Currently, yearly dilated direct ophthalmoscopic examination seems the best approach but the number of ophthalmologists available is the limiting factor in initiating an ophthalmologist-based screening service in most countries. Because of this, screening will have to be organized in an "ophthalmologist-led" system rather than an "ophthalmologist-based" one in most communities. It is a sad state of affairs that a strategy which is cost-effective and has proved its worth (4) is not being implemented by many countries. Despite the fact that most diabetic patients attend some sort of health facility, their eye disease remains undetected because it is not looked for until the patient is symptomatic. Clearly, a "team" approach to screening, detecting, managing and monitoring the complex facets of this disease will serve the best interests of the patient. The present need is to make screening for diabetic retinopathy mandatory by all sufficiently trained health care providers, at least for all diabetic patients attending any sort of health care clinic. We must respond now, not with excuses but with action. n
Conflicts of interest: none declared.
1. West S, Sommer A. Prevention of blindness and priorities for the future. Bulletin of the World Health Organization 2001;79:244-8.
2. Amos AF, McCarty DJ, Zimmet P. The rising global burden of diabetes and its complications: estimates and projections to the year 2010. Diabetic Medicine 1997;14 (Suppl 5):S1-85.
3. Ferris FL 3rd. How effective are treatments for diabetic retinopathy? JAMA 1993;269:1290-1.
4. Backlund LB, Algvere PV, Rosenqvist U. New blindness in diabetes reduced by more than one-third in Stockholm County. Diabetic Medicine 1997;14:732-40.
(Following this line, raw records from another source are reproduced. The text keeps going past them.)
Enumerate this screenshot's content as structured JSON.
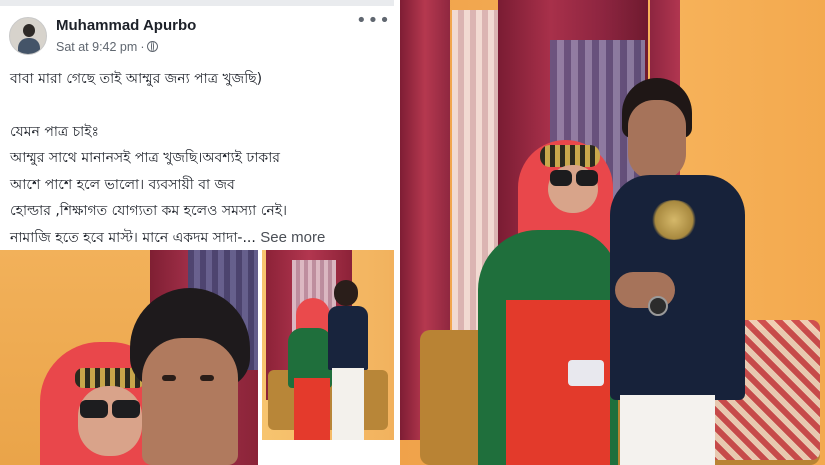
{
  "post": {
    "author": "Muhammad Apurbo",
    "timestamp": "Sat at 9:42 pm",
    "separator": "·",
    "privacy_icon": "globe-icon",
    "more_icon": "•••",
    "lines": [
      "বাবা মারা গেছে তাই আম্মুর জন্য পাত্র খুজছি)",
      "",
      "যেমন পাত্র চাইঃ",
      "আম্মুর সাথে মানানসই  পাত্র খুজছি।অবশ্যই  ঢাকার",
      "আশে পাশে হলে ভালো। ব্যবসায়ী বা জব",
      "হোল্ডার ,শিক্ষাগত যোগ্যতা কম হলেও সমস্যা নেই।",
      "নামাজি হতে হবে মাস্ট। মানে একদম সাদা-..."
    ],
    "see_more": "See more"
  },
  "colors": {
    "author": "#1d2129",
    "meta": "#606770",
    "wall_orange": "#f2a94c",
    "curtain": "#a02a3f",
    "hijab": "#ea4a4c",
    "dress_green": "#1f6f3c",
    "skirt_red": "#e43a2c",
    "shirt_navy": "#18243d"
  }
}
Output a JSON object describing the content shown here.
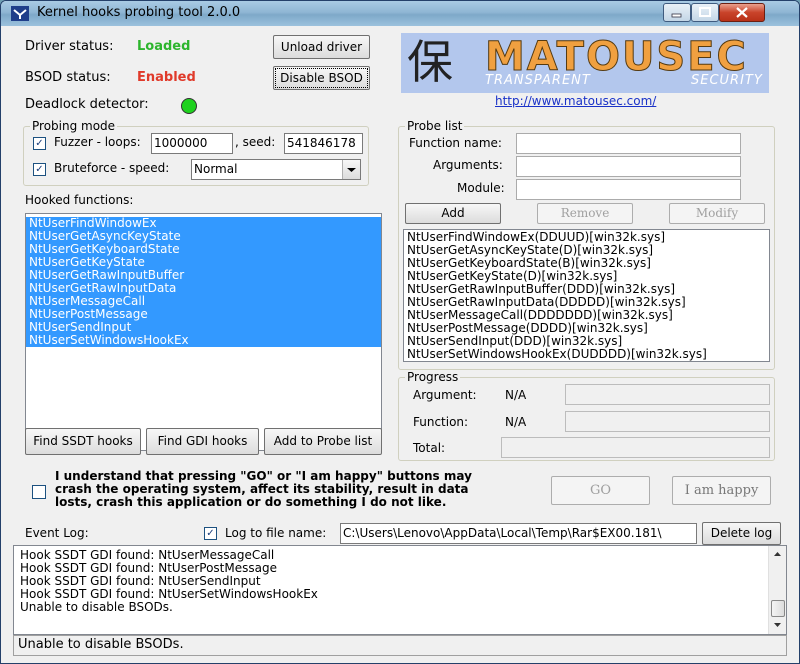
{
  "window": {
    "title": "Kernel hooks probing tool 2.0.0"
  },
  "status": {
    "driver_label": "Driver status:",
    "driver_value": "Loaded",
    "bsod_label": "BSOD status:",
    "bsod_value": "Enabled",
    "deadlock_label": "Deadlock detector:",
    "unload_driver": "Unload driver",
    "disable_bsod": "Disable BSOD"
  },
  "logo": {
    "kanji": "保",
    "brand": "MATOUSEC",
    "tagline_left": "TRANSPARENT",
    "tagline_right": "SECURITY",
    "url": "http://www.matousec.com/"
  },
  "probing_mode": {
    "legend": "Probing mode",
    "fuzzer_label": "Fuzzer - loops:",
    "loops": "1000000",
    "seed_label": ", seed:",
    "seed": "541846178",
    "bruteforce_label": "Bruteforce - speed:",
    "speed": "Normal"
  },
  "hooked": {
    "label": "Hooked functions:",
    "items": [
      "NtUserFindWindowEx",
      "NtUserGetAsyncKeyState",
      "NtUserGetKeyboardState",
      "NtUserGetKeyState",
      "NtUserGetRawInputBuffer",
      "NtUserGetRawInputData",
      "NtUserMessageCall",
      "NtUserPostMessage",
      "NtUserSendInput",
      "NtUserSetWindowsHookEx"
    ],
    "find_ssdt": "Find SSDT hooks",
    "find_gdi": "Find GDI hooks",
    "add_to_probe": "Add to Probe list"
  },
  "probe_list": {
    "legend": "Probe list",
    "function_label": "Function name:",
    "arguments_label": "Arguments:",
    "module_label": "Module:",
    "add": "Add",
    "remove": "Remove",
    "modify": "Modify",
    "items": [
      "NtUserFindWindowEx(DDUUD)[win32k.sys]",
      "NtUserGetAsyncKeyState(D)[win32k.sys]",
      "NtUserGetKeyboardState(B)[win32k.sys]",
      "NtUserGetKeyState(D)[win32k.sys]",
      "NtUserGetRawInputBuffer(DDD)[win32k.sys]",
      "NtUserGetRawInputData(DDDDD)[win32k.sys]",
      "NtUserMessageCall(DDDDDDD)[win32k.sys]",
      "NtUserPostMessage(DDDD)[win32k.sys]",
      "NtUserSendInput(DDD)[win32k.sys]",
      "NtUserSetWindowsHookEx(DUDDDD)[win32k.sys]"
    ]
  },
  "progress": {
    "legend": "Progress",
    "argument_label": "Argument:",
    "argument_value": "N/A",
    "function_label": "Function:",
    "function_value": "N/A",
    "total_label": "Total:"
  },
  "warning": {
    "line1": "I understand that pressing \"GO\" or \"I am happy\" buttons may",
    "line2": "crash the operating system, affect its  stability, result in data",
    "line3": "losts, crash this application or do something I do not like.",
    "go": "GO",
    "happy": "I am happy"
  },
  "log": {
    "label": "Event Log:",
    "to_file_label": "Log to file name:",
    "file_path": "C:\\Users\\Lenovo\\AppData\\Local\\Temp\\Rar$EX00.181\\",
    "delete": "Delete log",
    "lines": [
      "Hook SSDT GDI found: NtUserMessageCall",
      "Hook SSDT GDI found: NtUserPostMessage",
      "Hook SSDT GDI found: NtUserSendInput",
      "Hook SSDT GDI found: NtUserSetWindowsHookEx",
      "Unable to disable BSODs."
    ]
  },
  "statusbar": {
    "text": "Unable to disable BSODs."
  },
  "colors": {
    "loaded": "#2db52d",
    "enabled": "#e03a2a",
    "selection": "#3399ff",
    "led": "#1fd11f"
  }
}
5. Liebowitz H, Krueger D, Maunder C, et al: The Framingham Eye Study Monograph: An ophthalmological and epidemiological study of cataract, glaucoma, diabetic retinopathy, macular degeneration, and visual acuity in a general population of 2,631 adults, 1973-1975. Survey of Ophthalmology 1980;24 (Suppl):335-610.
6. Caird FI, Pirie A, Ramsell TG: Diabetes and the eye. Oxford, England: Blackwell Scientific Publications; 1968. p 76-7, 93-100.
1 Additional Professor, Dr Rajendra Prasad Centre for Ophthalmic Sciences, All India Institute of Medical Sciences, New Delhi, India.
2 Junior Resident, Dr Rajendra Prasad Centre for Ophthalmic Sciences, Room # 12, Hostel # 8, All India Institute of Medical Sciences, New Delhi 110029, India (email: email@example.com). Correspondence should be addressed to this author.
3 Professor, Dr Rajendra Prasad Centre for Ophthalmic Sciences, All India Institute of Medical Sciences, New Delhi, India.